Trees respond

Gregory R. Quetin, a postdoctoral researcher in Stanford’s Department of Earth System Sciences, who was not involved in the study, called the findings “powerful,” pointing to the climate record encoded in the tree rings.

An iceberg melts in the waters off Antarctica. Climate change has accelerated the rate of ice loss across the continent.

As sea levels rise, salty ocean waters encroach into Florida’s Everglades. Native plants and animals struggle to adapt to the changing conditions.

The western U.S. has been locked in a drought for years. The dry, hot weather has increased the intensity and destructiveness of forest fires.

Bunches of oil palm fruit are harvested by hand and then trucked to a mill in mainland Malaysia, where they are processed. Ancient forests around the tropics are being cut down to

In the high plains of Bolivia, a man surveys the baked remains of what was the country’s second largest lake, Lake Poopó. Drought and management issues have caused the lake to dry up.

Climate change is impacting flora and fauna across the Arctic. Although scientists don't know specifically what killed this individual polar bear, experts warn that many of the bears are having trouble finding food as the sea ice they historically relied on thins and melts earlier.

Lake Urmia, in Iran, is a critical bird habitat and used to be a popular tourist destination. It is drying up because of climate change and management issues.

The Scherer power plant in Juliet, Georgia, is the largest coal-fired power plant in the U.S. It burns 34,000 tons of coal daily, pumping over 25 million tons of carbon dioxide into the atmosphere each year.

Ice melts on a mountain lake. Lakes around the world are freezing less and less over time, and in a few decades, thousands of lakes around the world may lose their winter ice cover entirely.

The Amazon is losing the equivalent of nearly one million soccer fields of forest cover each year, much of which is cut down to make way for agriculture. When forest is lost, the carbon it sequestered ends up in the atmosphere, accelerating climate change.

In Glacier National Park, forests are feeling the effects of early snowmelt and long, dry summers. The stresses on the park's flora are exacterbated by climate change.

“The trees are responding to temperature and the presence of, or lack of, rainfall,” he said, “so they give you these observations—and another path of evidence that this is occurring.”

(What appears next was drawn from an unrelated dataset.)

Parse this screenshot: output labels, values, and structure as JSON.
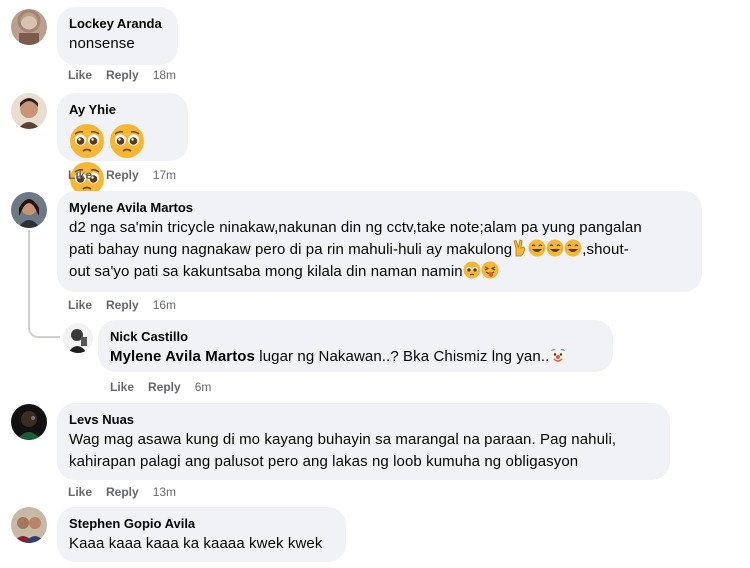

Abigail Swann, an atmospheric scientist at the University of Washington, agreed: “It’s a creative way to leverage that information from the past.”




Source: National Geographic